BRIEF:
Drop every image, then reproduce the data exactly as given.

EXERCISE DATA:
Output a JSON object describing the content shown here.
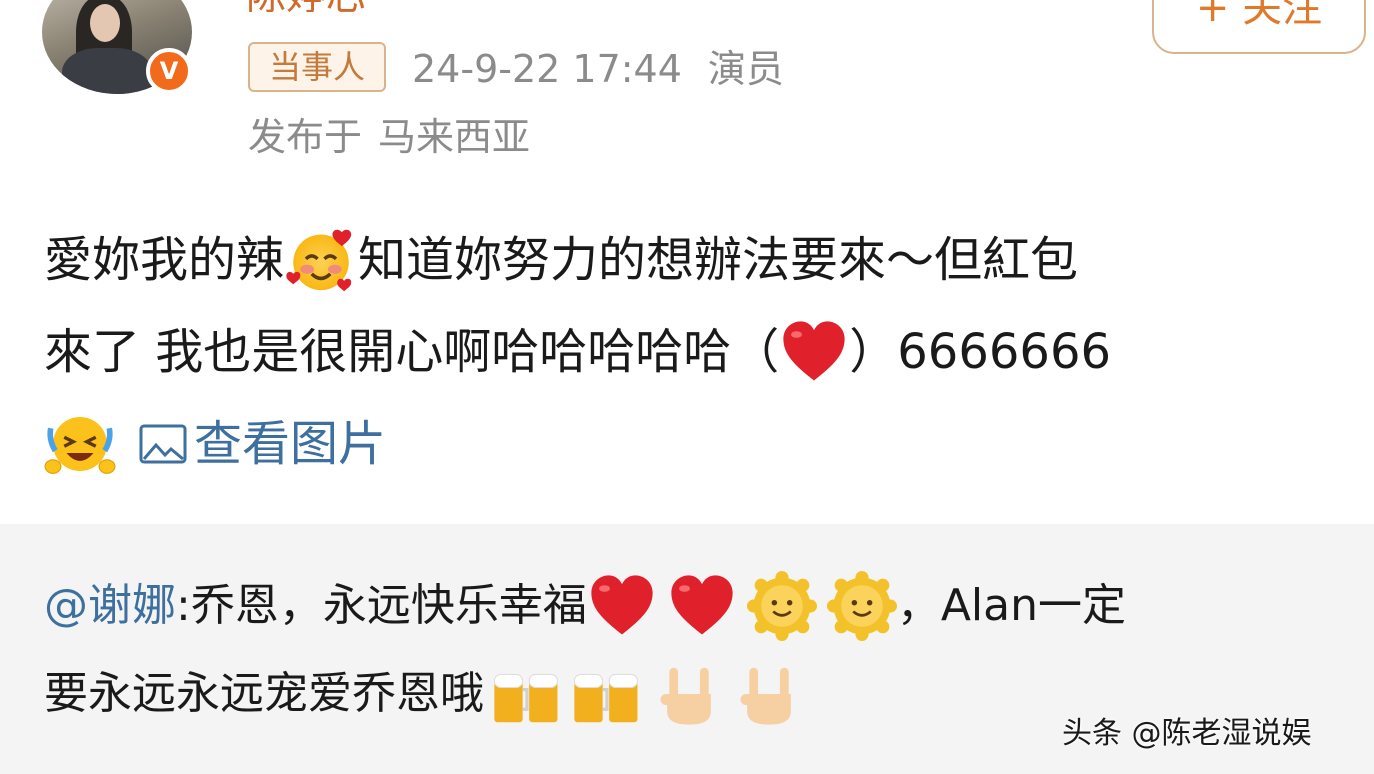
{
  "author": {
    "name_partial": "陈婷芯",
    "verified_badge": "V",
    "follow_label": "+ 关注"
  },
  "post": {
    "tag": "当事人",
    "timestamp": "24-9-22 17:44",
    "role": "演员",
    "location_prefix": "发布于",
    "location": "马来西亚",
    "line1_a": "愛妳我的辣",
    "line1_b": "知道妳努力的想辦法要來～但紅包",
    "line2_a": "來了 我也是很開心啊哈哈哈哈哈（",
    "line2_b": "）6666666",
    "view_pictures": "查看图片",
    "emojis": [
      "smiling-face-with-hearts",
      "red-heart",
      "crying-laughing-hands"
    ]
  },
  "repost": {
    "mention": "@谢娜",
    "text_a": ":乔恩，永远快乐幸福",
    "text_b": "，Alan一定",
    "text_c": "要永远永远宠爱乔恩哦",
    "emojis": [
      "red-heart",
      "red-heart",
      "sun-face",
      "sun-face",
      "beer-mugs",
      "beer-mugs",
      "rock-hand",
      "rock-hand"
    ]
  },
  "watermark": "头条 @陈老湿说娱",
  "colors": {
    "link": "#3d6f9f",
    "accent": "#e07a2a",
    "meta_text": "#8b8b8b",
    "heart": "#e0202a",
    "badge": "#f26a1b"
  }
}
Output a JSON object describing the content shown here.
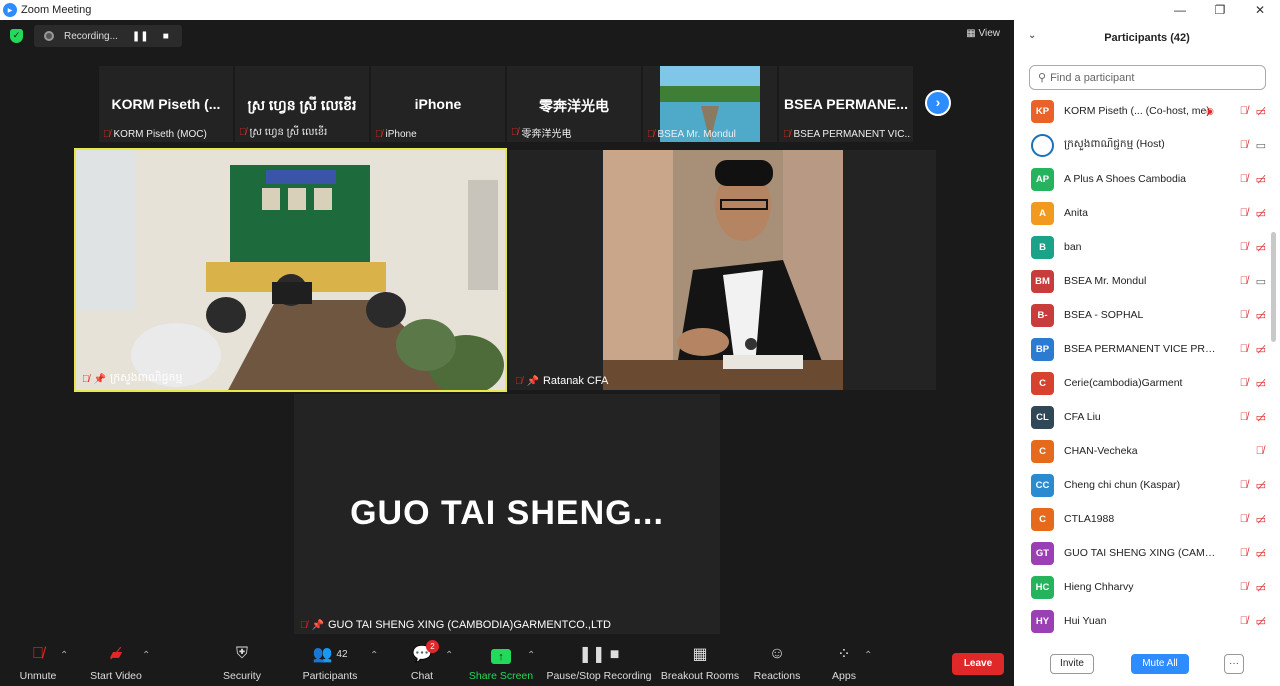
{
  "window": {
    "title": "Zoom Meeting"
  },
  "topbar": {
    "recording_label": "Recording...",
    "view_label": "View"
  },
  "strip": [
    {
      "tile_text": "KORM Piseth (...",
      "label": "KORM Piseth (MOC)"
    },
    {
      "tile_text": "ស្រ ហ្វេន ស្រី លេខើរ",
      "label": "ស្រ ហ្វេន ស្រី លេខើរ"
    },
    {
      "tile_text": "iPhone",
      "label": "iPhone"
    },
    {
      "tile_text": "零奔洋光电",
      "label": "零奔洋光电"
    },
    {
      "tile_text": "",
      "label": "BSEA  Mr. Mondul"
    },
    {
      "tile_text": "BSEA PERMANE...",
      "label": "BSEA PERMANENT VIC..."
    }
  ],
  "tiles": {
    "host": {
      "label": "ក្រសួងពាណិជ្ជកម្ម"
    },
    "speaker": {
      "label": "Ratanak CFA"
    },
    "guo": {
      "big_name": "GUO TAI SHENG...",
      "label": "GUO TAI SHENG XING (CAMBODIA)GARMENTCO.,LTD"
    }
  },
  "toolbar": {
    "unmute": "Unmute",
    "start_video": "Start Video",
    "security": "Security",
    "participants": "Participants",
    "participants_count": "42",
    "chat": "Chat",
    "chat_badge": "2",
    "share": "Share Screen",
    "record": "Pause/Stop Recording",
    "breakout": "Breakout Rooms",
    "reactions": "Reactions",
    "apps": "Apps",
    "leave": "Leave"
  },
  "panel": {
    "title": "Participants (42)",
    "search_placeholder": "Find a participant",
    "invite": "Invite",
    "mute_all": "Mute All",
    "more": "···",
    "participants": [
      {
        "initials": "KP",
        "name": "KORM Piseth (... (Co-host, me)",
        "color": "#e8622a",
        "cam": "off",
        "rec": true
      },
      {
        "initials": "",
        "name": "ក្រសួងពាណិជ្ជកម្ម (Host)",
        "color": "#1c6fb8",
        "cam": "on",
        "rec": false
      },
      {
        "initials": "AP",
        "name": "A Plus A Shoes Cambodia",
        "color": "#26b35e",
        "cam": "off",
        "rec": false
      },
      {
        "initials": "A",
        "name": "Anita",
        "color": "#f19a1f",
        "cam": "off",
        "rec": false
      },
      {
        "initials": "B",
        "name": "ban",
        "color": "#1aa388",
        "cam": "off",
        "rec": false
      },
      {
        "initials": "BM",
        "name": "BSEA  Mr. Mondul",
        "color": "#c93c3c",
        "cam": "on",
        "rec": false
      },
      {
        "initials": "B-",
        "name": "BSEA - SOPHAL",
        "color": "#c93c3c",
        "cam": "off",
        "rec": false
      },
      {
        "initials": "BP",
        "name": "BSEA PERMANENT VICE PRESIDE...",
        "color": "#2b7bd1",
        "cam": "off",
        "rec": false
      },
      {
        "initials": "C",
        "name": "Cerie(cambodia)Garment",
        "color": "#d6422e",
        "cam": "off",
        "rec": false
      },
      {
        "initials": "CL",
        "name": "CFA Liu",
        "color": "#2f4756",
        "cam": "off",
        "rec": false
      },
      {
        "initials": "C",
        "name": "CHAN-Vecheka",
        "color": "#e56a1c",
        "cam": "none",
        "rec": false
      },
      {
        "initials": "CC",
        "name": "Cheng chi chun (Kaspar)",
        "color": "#2a8bd0",
        "cam": "off",
        "rec": false
      },
      {
        "initials": "C",
        "name": "CTLA1988",
        "color": "#e56a1c",
        "cam": "off",
        "rec": false
      },
      {
        "initials": "GT",
        "name": "GUO TAI SHENG XING (CAMBOD...",
        "color": "#9b3fb5",
        "cam": "off",
        "rec": false
      },
      {
        "initials": "HC",
        "name": "Hieng Chharvy",
        "color": "#26b35e",
        "cam": "off",
        "rec": false
      },
      {
        "initials": "HY",
        "name": "Hui Yuan",
        "color": "#9b3fb5",
        "cam": "off",
        "rec": false
      }
    ]
  }
}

SOLUTION TO THE PROBLEM:
Output a JSON object describing the content shown here.
{
  "author": {
    "name_partial": "陈婷芯",
    "verified_badge": "V",
    "follow_label": "+ 关注"
  },
  "post": {
    "tag": "当事人",
    "timestamp": "24-9-22 17:44",
    "role": "演员",
    "location_prefix": "发布于",
    "location": "马来西亚",
    "line1_a": "愛妳我的辣",
    "line1_b": "知道妳努力的想辦法要來～但紅包",
    "line2_a": "來了 我也是很開心啊哈哈哈哈哈（",
    "line2_b": "）6666666",
    "view_pictures": "查看图片",
    "emojis": [
      "smiling-face-with-hearts",
      "red-heart",
      "crying-laughing-hands"
    ]
  },
  "repost": {
    "mention": "@谢娜",
    "text_a": ":乔恩，永远快乐幸福",
    "text_b": "，Alan一定",
    "text_c": "要永远永远宠爱乔恩哦",
    "emojis": [
      "red-heart",
      "red-heart",
      "sun-face",
      "sun-face",
      "beer-mugs",
      "beer-mugs",
      "rock-hand",
      "rock-hand"
    ]
  },
  "watermark": "头条 @陈老湿说娱",
  "colors": {
    "link": "#3d6f9f",
    "accent": "#e07a2a",
    "meta_text": "#8b8b8b",
    "heart": "#e0202a",
    "badge": "#f26a1b"
  }
}
Output a JSON object describing the content shown here.
{
  "window": {
    "title": "Zoom Meeting"
  },
  "topbar": {
    "recording_label": "Recording...",
    "view_label": "View"
  },
  "strip": [
    {
      "tile_text": "KORM Piseth (...",
      "label": "KORM Piseth (MOC)"
    },
    {
      "tile_text": "ស្រ ហ្វេន ស្រី លេខើរ",
      "label": "ស្រ ហ្វេន ស្រី លេខើរ"
    },
    {
      "tile_text": "iPhone",
      "label": "iPhone"
    },
    {
      "tile_text": "零奔洋光电",
      "label": "零奔洋光电"
    },
    {
      "tile_text": "",
      "label": "BSEA  Mr. Mondul"
    },
    {
      "tile_text": "BSEA PERMANE...",
      "label": "BSEA PERMANENT VIC..."
    }
  ],
  "tiles": {
    "host": {
      "label": "ក្រសួងពាណិជ្ជកម្ម"
    },
    "speaker": {
      "label": "Ratanak CFA"
    },
    "guo": {
      "big_name": "GUO TAI SHENG...",
      "label": "GUO TAI SHENG XING (CAMBODIA)GARMENTCO.,LTD"
    }
  },
  "toolbar": {
    "unmute": "Unmute",
    "start_video": "Start Video",
    "security": "Security",
    "participants": "Participants",
    "participants_count": "42",
    "chat": "Chat",
    "chat_badge": "2",
    "share": "Share Screen",
    "record": "Pause/Stop Recording",
    "breakout": "Breakout Rooms",
    "reactions": "Reactions",
    "apps": "Apps",
    "leave": "Leave"
  },
  "panel": {
    "title": "Participants (42)",
    "search_placeholder": "Find a participant",
    "invite": "Invite",
    "mute_all": "Mute All",
    "more": "···",
    "participants": [
      {
        "initials": "KP",
        "name": "KORM Piseth (... (Co-host, me)",
        "color": "#e8622a",
        "cam": "off",
        "rec": true
      },
      {
        "initials": "",
        "name": "ក្រសួងពាណិជ្ជកម្ម (Host)",
        "color": "#1c6fb8",
        "cam": "on",
        "rec": false
      },
      {
        "initials": "AP",
        "name": "A Plus A Shoes Cambodia",
        "color": "#26b35e",
        "cam": "off",
        "rec": false
      },
      {
        "initials": "A",
        "name": "Anita",
        "color": "#f19a1f",
        "cam": "off",
        "rec": false
      },
      {
        "initials": "B",
        "name": "ban",
        "color": "#1aa388",
        "cam": "off",
        "rec": false
      },
      {
        "initials": "BM",
        "name": "BSEA  Mr. Mondul",
        "color": "#c93c3c",
        "cam": "on",
        "rec": false
      },
      {
        "initials": "B-",
        "name": "BSEA - SOPHAL",
        "color": "#c93c3c",
        "cam": "off",
        "rec": false
      },
      {
        "initials": "BP",
        "name": "BSEA PERMANENT VICE PRESIDE...",
        "color": "#2b7bd1",
        "cam": "off",
        "rec": false
      },
      {
        "initials": "C",
        "name": "Cerie(cambodia)Garment",
        "color": "#d6422e",
        "cam": "off",
        "rec": false
      },
      {
        "initials": "CL",
        "name": "CFA Liu",
        "color": "#2f4756",
        "cam": "off",
        "rec": false
      },
      {
        "initials": "C",
        "name": "CHAN-Vecheka",
        "color": "#e56a1c",
        "cam": "none",
        "rec": false
      },
      {
        "initials": "CC",
        "name": "Cheng chi chun (Kaspar)",
        "color": "#2a8bd0",
        "cam": "off",
        "rec": false
      },
      {
        "initials": "C",
        "name": "CTLA1988",
        "color": "#e56a1c",
        "cam": "off",
        "rec": false
      },
      {
        "initials": "GT",
        "name": "GUO TAI SHENG XING (CAMBOD...",
        "color": "#9b3fb5",
        "cam": "off",
        "rec": false
      },
      {
        "initials": "HC",
        "name": "Hieng Chharvy",
        "color": "#26b35e",
        "cam": "off",
        "rec": false
      },
      {
        "initials": "HY",
        "name": "Hui Yuan",
        "color": "#9b3fb5",
        "cam": "off",
        "rec": false
      }
    ]
  }
}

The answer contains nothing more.